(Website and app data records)
◆ ◆ ◆ ◆

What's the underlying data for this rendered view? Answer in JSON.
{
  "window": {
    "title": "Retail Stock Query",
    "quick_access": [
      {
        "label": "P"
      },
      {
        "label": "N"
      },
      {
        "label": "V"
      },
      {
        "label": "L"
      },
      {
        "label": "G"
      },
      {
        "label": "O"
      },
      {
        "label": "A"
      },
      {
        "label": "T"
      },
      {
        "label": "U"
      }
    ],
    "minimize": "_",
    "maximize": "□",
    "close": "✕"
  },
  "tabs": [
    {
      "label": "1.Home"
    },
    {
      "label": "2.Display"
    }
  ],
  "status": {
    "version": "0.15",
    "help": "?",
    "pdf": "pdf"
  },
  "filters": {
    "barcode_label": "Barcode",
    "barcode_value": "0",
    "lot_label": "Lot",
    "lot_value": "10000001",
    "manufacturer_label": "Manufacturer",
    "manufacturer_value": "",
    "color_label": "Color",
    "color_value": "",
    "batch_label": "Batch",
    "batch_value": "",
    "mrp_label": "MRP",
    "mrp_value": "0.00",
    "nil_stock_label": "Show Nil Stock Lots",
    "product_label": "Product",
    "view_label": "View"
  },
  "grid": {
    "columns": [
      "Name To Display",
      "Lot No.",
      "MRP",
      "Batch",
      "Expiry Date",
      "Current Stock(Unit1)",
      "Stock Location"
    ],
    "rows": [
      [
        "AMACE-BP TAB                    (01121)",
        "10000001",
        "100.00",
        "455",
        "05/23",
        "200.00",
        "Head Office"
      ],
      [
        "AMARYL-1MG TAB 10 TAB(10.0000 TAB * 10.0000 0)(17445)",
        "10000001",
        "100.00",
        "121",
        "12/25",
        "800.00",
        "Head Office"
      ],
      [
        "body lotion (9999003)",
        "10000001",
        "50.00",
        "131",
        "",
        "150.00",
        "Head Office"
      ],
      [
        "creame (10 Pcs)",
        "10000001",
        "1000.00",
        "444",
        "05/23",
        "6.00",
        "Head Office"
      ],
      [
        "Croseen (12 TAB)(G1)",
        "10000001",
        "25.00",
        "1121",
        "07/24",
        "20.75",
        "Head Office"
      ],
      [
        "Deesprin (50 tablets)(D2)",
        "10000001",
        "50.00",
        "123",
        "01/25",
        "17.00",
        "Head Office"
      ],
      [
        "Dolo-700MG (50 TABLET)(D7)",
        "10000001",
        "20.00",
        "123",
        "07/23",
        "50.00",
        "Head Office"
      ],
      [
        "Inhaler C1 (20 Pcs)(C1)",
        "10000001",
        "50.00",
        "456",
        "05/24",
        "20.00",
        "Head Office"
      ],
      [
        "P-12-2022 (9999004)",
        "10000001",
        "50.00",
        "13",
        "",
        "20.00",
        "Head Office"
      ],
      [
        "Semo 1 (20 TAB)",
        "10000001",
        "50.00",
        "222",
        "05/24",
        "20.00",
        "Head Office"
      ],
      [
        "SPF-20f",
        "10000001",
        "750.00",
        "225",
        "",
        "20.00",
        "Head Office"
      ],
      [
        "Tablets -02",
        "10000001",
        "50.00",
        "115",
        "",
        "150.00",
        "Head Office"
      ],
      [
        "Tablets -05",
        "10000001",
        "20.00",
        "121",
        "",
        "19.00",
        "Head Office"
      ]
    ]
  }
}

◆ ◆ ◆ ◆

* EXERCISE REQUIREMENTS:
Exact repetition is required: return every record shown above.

* EXERCISE RESULT:
What's the underlying data for this rendered view? Answer in JSON.
{
  "window": {
    "title": "Retail Stock Query",
    "quick_access": [
      {
        "label": "P"
      },
      {
        "label": "N"
      },
      {
        "label": "V"
      },
      {
        "label": "L"
      },
      {
        "label": "G"
      },
      {
        "label": "O"
      },
      {
        "label": "A"
      },
      {
        "label": "T"
      },
      {
        "label": "U"
      }
    ],
    "minimize": "_",
    "maximize": "□",
    "close": "✕"
  },
  "tabs": [
    {
      "label": "1.Home"
    },
    {
      "label": "2.Display"
    }
  ],
  "status": {
    "version": "0.15",
    "help": "?",
    "pdf": "pdf"
  },
  "filters": {
    "barcode_label": "Barcode",
    "barcode_value": "0",
    "lot_label": "Lot",
    "lot_value": "10000001",
    "manufacturer_label": "Manufacturer",
    "manufacturer_value": "",
    "color_label": "Color",
    "color_value": "",
    "batch_label": "Batch",
    "batch_value": "",
    "mrp_label": "MRP",
    "mrp_value": "0.00",
    "nil_stock_label": "Show Nil Stock Lots",
    "product_label": "Product",
    "view_label": "View"
  },
  "grid": {
    "columns": [
      "Name To Display",
      "Lot No.",
      "MRP",
      "Batch",
      "Expiry Date",
      "Current Stock(Unit1)",
      "Stock Location"
    ],
    "rows": [
      [
        "AMACE-BP TAB                    (01121)",
        "10000001",
        "100.00",
        "455",
        "05/23",
        "200.00",
        "Head Office"
      ],
      [
        "AMARYL-1MG TAB 10 TAB(10.0000 TAB * 10.0000 0)(17445)",
        "10000001",
        "100.00",
        "121",
        "12/25",
        "800.00",
        "Head Office"
      ],
      [
        "body lotion (9999003)",
        "10000001",
        "50.00",
        "131",
        "",
        "150.00",
        "Head Office"
      ],
      [
        "creame (10 Pcs)",
        "10000001",
        "1000.00",
        "444",
        "05/23",
        "6.00",
        "Head Office"
      ],
      [
        "Croseen (12 TAB)(G1)",
        "10000001",
        "25.00",
        "1121",
        "07/24",
        "20.75",
        "Head Office"
      ],
      [
        "Deesprin (50 tablets)(D2)",
        "10000001",
        "50.00",
        "123",
        "01/25",
        "17.00",
        "Head Office"
      ],
      [
        "Dolo-700MG (50 TABLET)(D7)",
        "10000001",
        "20.00",
        "123",
        "07/23",
        "50.00",
        "Head Office"
      ],
      [
        "Inhaler C1 (20 Pcs)(C1)",
        "10000001",
        "50.00",
        "456",
        "05/24",
        "20.00",
        "Head Office"
      ],
      [
        "P-12-2022 (9999004)",
        "10000001",
        "50.00",
        "13",
        "",
        "20.00",
        "Head Office"
      ],
      [
        "Semo 1 (20 TAB)",
        "10000001",
        "50.00",
        "222",
        "05/24",
        "20.00",
        "Head Office"
      ],
      [
        "SPF-20f",
        "10000001",
        "750.00",
        "225",
        "",
        "20.00",
        "Head Office"
      ],
      [
        "Tablets -02",
        "10000001",
        "50.00",
        "115",
        "",
        "150.00",
        "Head Office"
      ],
      [
        "Tablets -05",
        "10000001",
        "20.00",
        "121",
        "",
        "19.00",
        "Head Office"
      ]
    ]
  }
}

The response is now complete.